* What you have to do:
Find how many lines in this data contain the string "image". Respond with only that number.

* Entries shown:
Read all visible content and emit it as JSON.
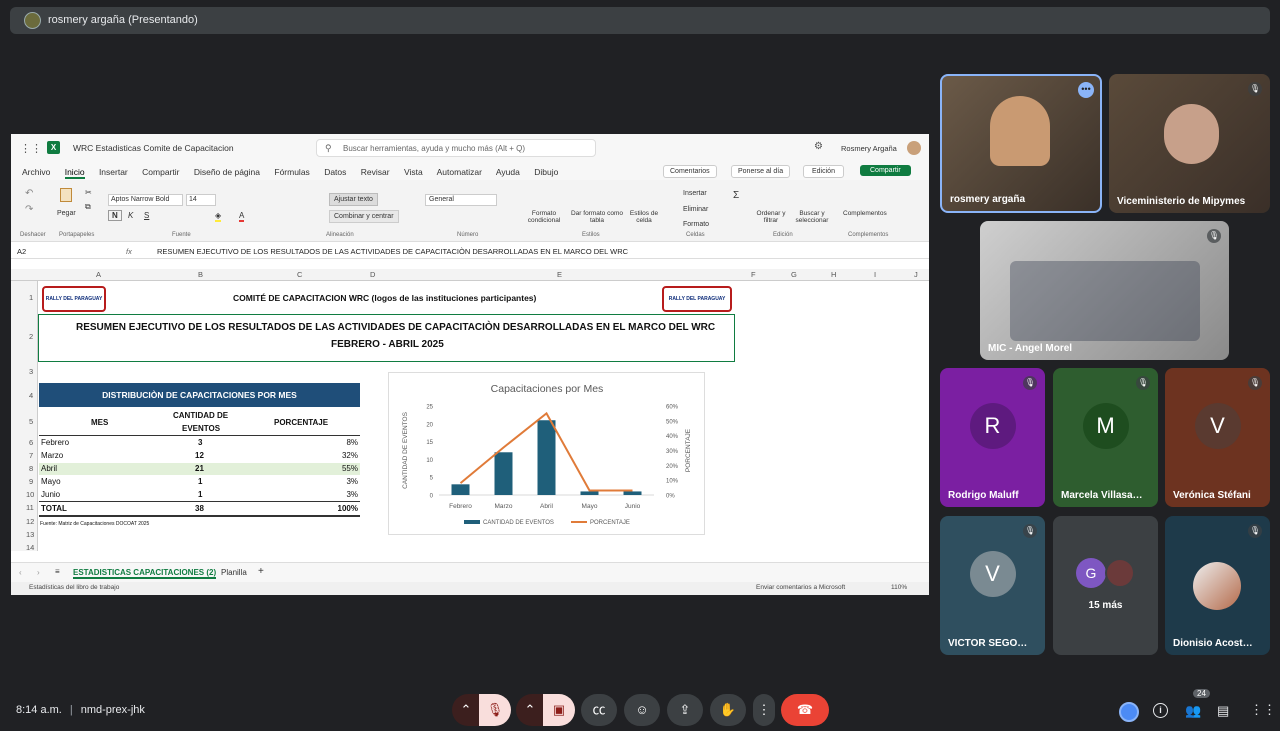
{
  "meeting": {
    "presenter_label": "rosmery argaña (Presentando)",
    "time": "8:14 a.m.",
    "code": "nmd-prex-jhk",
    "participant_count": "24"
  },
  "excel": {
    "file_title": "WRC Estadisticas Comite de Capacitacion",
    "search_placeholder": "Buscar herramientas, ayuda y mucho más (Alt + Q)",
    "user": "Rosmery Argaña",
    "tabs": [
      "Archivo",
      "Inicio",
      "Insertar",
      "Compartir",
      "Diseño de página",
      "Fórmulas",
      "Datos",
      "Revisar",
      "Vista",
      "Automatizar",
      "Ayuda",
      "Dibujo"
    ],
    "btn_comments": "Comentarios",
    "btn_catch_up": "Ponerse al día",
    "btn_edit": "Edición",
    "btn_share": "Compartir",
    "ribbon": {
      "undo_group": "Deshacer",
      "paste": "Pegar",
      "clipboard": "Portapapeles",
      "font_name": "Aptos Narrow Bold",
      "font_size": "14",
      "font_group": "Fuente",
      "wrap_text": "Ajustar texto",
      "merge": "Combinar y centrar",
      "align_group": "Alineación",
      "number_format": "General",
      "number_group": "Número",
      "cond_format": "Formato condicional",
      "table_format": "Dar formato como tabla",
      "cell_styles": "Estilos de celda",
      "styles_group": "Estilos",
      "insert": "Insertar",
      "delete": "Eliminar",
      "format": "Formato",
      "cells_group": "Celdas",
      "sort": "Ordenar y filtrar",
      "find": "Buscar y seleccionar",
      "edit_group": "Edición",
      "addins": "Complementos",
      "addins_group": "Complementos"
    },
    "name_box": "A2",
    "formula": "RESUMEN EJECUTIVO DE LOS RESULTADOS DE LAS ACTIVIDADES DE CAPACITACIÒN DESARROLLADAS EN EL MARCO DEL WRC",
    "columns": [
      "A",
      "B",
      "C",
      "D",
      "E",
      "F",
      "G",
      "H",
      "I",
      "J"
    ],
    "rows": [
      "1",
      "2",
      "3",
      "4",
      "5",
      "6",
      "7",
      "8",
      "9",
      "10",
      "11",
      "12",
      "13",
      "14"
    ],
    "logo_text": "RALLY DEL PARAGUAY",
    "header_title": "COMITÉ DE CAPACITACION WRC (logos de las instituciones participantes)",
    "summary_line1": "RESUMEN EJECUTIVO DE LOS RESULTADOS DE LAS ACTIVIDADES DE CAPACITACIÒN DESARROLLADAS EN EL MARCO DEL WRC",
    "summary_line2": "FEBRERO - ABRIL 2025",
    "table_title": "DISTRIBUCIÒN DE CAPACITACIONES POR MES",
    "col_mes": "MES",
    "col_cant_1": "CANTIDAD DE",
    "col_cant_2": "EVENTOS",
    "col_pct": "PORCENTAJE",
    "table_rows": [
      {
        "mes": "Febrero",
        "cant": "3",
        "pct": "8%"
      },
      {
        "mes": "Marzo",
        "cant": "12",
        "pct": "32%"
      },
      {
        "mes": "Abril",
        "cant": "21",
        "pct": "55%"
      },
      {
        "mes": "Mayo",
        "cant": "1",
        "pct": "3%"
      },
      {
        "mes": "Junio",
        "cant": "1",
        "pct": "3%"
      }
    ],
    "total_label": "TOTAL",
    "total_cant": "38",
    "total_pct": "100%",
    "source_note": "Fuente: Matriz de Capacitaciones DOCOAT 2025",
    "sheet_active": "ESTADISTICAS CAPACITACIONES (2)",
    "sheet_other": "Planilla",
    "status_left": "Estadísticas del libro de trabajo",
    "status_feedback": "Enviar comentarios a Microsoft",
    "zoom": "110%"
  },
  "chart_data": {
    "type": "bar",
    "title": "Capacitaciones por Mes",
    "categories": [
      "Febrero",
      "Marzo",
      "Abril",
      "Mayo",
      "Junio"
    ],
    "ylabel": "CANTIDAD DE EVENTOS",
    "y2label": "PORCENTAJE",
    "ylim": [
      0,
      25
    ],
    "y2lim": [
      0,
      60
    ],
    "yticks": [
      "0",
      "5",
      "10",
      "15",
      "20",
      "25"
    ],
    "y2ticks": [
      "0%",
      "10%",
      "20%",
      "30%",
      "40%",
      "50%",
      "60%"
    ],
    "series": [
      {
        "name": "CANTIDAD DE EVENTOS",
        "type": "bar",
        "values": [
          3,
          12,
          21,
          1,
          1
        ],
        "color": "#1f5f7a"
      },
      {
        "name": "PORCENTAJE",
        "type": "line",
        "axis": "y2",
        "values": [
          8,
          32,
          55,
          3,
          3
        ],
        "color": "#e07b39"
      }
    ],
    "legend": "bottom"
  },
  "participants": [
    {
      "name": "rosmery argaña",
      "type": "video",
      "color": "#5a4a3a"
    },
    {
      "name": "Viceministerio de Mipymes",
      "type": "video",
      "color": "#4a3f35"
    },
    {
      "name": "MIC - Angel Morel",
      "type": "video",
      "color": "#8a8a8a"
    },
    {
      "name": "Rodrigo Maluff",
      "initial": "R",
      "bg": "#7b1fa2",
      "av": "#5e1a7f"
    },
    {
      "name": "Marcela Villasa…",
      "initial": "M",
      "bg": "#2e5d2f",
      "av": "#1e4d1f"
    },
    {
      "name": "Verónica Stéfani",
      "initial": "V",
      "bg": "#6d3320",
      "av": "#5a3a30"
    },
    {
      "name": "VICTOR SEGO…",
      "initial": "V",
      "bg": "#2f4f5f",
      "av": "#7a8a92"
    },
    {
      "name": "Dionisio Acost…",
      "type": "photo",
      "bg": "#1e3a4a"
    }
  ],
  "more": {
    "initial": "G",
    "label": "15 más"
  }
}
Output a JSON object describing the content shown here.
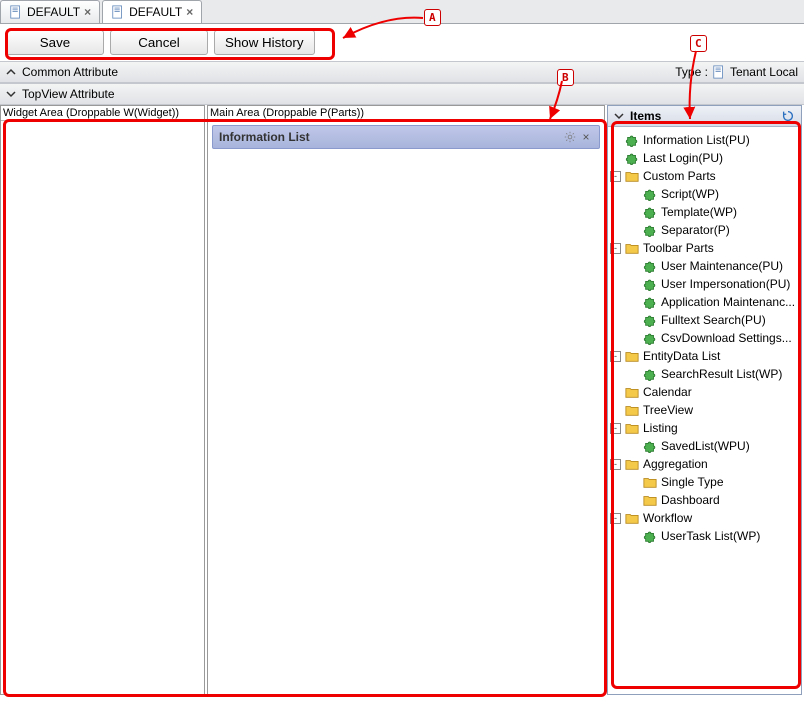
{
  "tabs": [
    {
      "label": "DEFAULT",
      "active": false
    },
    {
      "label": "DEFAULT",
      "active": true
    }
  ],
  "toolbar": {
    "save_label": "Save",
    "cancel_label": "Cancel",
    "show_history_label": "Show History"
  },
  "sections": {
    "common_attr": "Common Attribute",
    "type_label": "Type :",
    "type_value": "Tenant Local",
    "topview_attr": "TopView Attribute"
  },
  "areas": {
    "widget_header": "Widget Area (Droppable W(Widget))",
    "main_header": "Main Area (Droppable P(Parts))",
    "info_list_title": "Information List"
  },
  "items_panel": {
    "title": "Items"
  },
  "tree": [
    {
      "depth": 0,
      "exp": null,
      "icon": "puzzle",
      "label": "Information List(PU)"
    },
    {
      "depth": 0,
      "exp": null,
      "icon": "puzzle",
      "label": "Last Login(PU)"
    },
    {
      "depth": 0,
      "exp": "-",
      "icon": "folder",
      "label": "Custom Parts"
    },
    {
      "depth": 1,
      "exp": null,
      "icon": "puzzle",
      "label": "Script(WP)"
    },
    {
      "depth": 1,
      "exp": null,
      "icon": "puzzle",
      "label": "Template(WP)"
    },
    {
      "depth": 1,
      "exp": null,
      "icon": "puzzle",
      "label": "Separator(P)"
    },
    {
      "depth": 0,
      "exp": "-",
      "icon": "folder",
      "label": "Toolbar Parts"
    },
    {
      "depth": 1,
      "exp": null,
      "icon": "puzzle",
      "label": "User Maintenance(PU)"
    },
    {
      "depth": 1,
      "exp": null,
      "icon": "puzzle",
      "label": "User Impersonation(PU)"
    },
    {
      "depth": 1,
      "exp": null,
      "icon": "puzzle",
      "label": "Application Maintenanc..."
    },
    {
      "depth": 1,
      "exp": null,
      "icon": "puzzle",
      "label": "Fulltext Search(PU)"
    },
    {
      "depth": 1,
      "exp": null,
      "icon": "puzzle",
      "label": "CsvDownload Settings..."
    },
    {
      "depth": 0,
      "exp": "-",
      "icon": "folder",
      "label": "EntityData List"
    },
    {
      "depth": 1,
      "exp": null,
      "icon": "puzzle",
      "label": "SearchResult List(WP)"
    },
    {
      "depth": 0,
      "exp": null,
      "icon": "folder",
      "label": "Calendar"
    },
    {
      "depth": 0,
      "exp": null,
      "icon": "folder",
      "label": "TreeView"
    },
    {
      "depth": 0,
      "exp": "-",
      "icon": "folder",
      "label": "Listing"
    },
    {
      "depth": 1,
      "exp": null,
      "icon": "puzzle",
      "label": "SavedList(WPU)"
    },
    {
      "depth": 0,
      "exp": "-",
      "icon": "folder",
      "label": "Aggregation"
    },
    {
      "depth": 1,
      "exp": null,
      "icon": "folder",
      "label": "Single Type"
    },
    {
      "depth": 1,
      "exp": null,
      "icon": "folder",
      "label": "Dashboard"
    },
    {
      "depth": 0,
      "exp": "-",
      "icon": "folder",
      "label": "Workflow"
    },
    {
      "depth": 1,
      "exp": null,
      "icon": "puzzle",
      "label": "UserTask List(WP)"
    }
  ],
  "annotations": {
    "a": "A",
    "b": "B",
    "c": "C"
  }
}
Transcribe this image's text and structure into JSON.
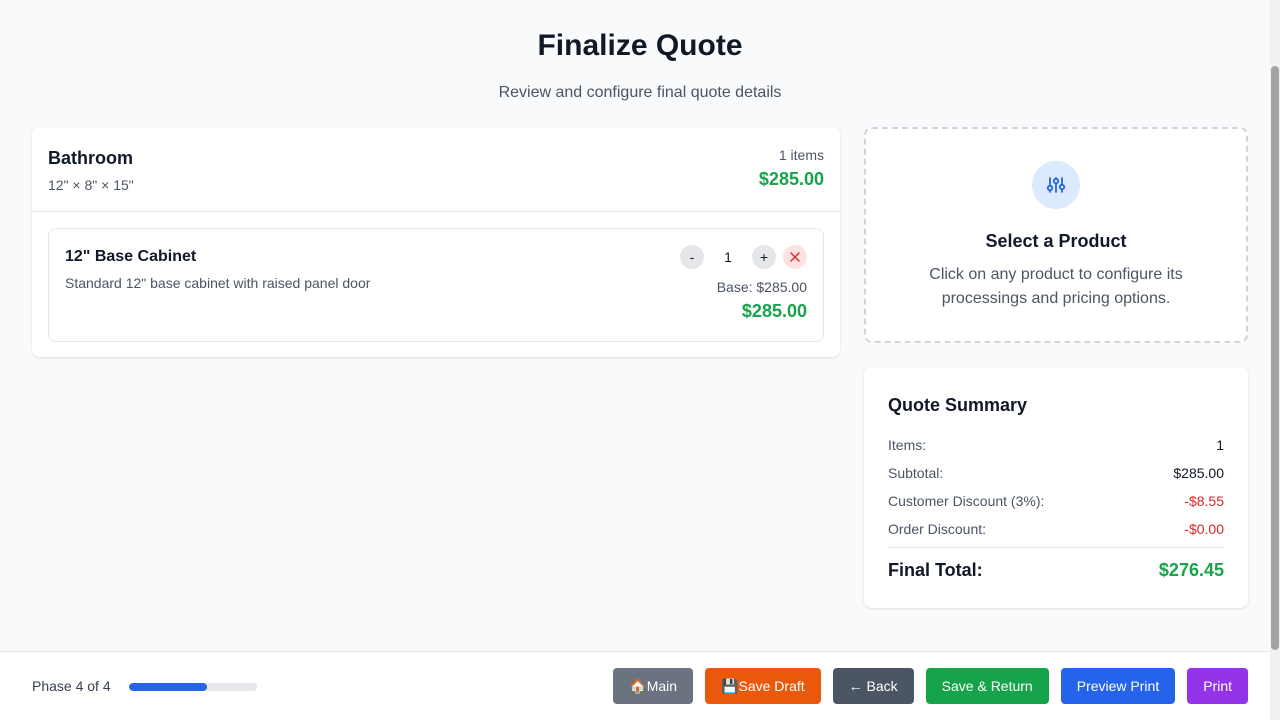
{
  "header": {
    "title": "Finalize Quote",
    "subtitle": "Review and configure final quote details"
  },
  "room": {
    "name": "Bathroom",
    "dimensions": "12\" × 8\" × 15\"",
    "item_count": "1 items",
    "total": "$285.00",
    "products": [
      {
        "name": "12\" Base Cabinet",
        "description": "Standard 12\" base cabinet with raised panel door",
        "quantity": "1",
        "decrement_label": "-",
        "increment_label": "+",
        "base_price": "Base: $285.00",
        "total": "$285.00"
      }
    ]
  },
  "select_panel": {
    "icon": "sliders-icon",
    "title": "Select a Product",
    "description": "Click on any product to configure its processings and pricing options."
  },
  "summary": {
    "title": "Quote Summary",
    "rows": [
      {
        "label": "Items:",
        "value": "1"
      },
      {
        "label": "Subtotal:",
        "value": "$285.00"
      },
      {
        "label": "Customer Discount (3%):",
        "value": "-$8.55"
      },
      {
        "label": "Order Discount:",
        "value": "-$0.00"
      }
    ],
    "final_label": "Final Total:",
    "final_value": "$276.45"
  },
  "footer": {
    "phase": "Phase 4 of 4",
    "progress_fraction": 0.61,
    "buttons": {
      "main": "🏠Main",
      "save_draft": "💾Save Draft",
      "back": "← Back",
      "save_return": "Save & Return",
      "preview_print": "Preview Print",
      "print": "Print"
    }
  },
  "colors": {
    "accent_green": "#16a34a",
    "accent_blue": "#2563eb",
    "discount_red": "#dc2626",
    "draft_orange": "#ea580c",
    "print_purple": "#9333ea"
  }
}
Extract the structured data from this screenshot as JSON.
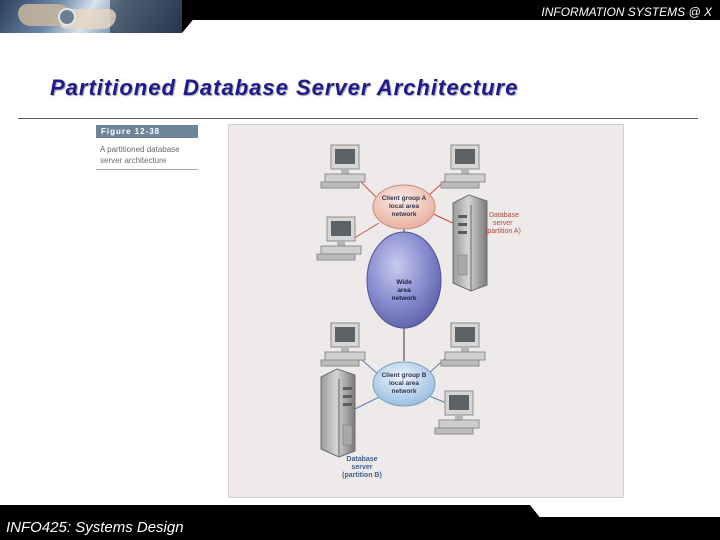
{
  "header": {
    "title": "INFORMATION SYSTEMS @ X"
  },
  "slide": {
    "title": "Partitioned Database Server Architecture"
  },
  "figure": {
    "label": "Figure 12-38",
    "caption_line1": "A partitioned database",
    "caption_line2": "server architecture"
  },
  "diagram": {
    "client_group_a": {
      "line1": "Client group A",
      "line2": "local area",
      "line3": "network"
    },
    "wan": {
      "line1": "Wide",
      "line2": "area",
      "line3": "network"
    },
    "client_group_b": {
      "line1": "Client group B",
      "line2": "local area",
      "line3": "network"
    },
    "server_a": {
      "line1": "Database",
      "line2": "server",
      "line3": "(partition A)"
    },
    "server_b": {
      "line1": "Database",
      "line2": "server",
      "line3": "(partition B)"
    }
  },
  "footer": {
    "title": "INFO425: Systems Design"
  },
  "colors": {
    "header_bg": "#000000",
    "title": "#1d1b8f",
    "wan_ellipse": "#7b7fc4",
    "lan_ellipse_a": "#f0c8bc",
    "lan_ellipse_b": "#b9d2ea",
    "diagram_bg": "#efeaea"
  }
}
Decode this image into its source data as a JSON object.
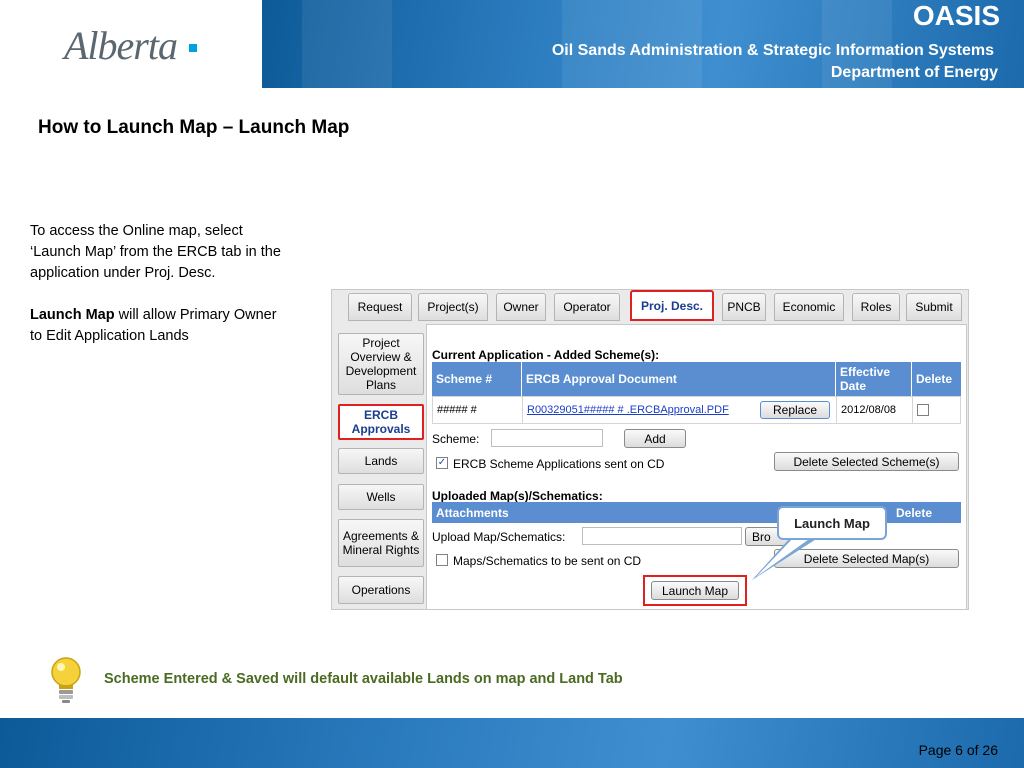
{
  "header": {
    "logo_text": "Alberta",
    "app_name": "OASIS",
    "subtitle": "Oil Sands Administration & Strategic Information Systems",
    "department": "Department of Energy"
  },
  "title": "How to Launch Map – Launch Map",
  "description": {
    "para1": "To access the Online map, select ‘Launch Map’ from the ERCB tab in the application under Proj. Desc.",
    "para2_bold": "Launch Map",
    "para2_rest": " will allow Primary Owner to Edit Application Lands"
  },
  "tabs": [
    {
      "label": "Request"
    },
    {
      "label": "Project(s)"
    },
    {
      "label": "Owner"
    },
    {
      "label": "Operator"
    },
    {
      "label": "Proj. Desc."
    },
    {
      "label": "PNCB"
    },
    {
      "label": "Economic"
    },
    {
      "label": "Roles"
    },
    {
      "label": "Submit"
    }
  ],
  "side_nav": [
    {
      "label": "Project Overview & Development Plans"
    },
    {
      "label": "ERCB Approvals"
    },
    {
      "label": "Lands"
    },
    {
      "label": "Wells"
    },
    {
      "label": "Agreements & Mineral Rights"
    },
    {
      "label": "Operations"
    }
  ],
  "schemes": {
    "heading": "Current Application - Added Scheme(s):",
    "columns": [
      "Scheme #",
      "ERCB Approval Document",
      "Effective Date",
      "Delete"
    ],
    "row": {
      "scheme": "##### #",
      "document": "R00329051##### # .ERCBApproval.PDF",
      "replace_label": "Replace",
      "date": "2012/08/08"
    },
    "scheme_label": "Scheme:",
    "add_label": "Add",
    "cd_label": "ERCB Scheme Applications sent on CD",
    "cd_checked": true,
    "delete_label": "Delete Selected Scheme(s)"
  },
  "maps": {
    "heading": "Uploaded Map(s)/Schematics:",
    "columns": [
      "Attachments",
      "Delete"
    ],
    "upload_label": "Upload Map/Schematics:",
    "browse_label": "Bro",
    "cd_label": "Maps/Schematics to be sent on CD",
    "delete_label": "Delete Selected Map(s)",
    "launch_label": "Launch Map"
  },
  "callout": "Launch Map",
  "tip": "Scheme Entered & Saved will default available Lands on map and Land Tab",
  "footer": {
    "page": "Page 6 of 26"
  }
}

* Answer to this task:
2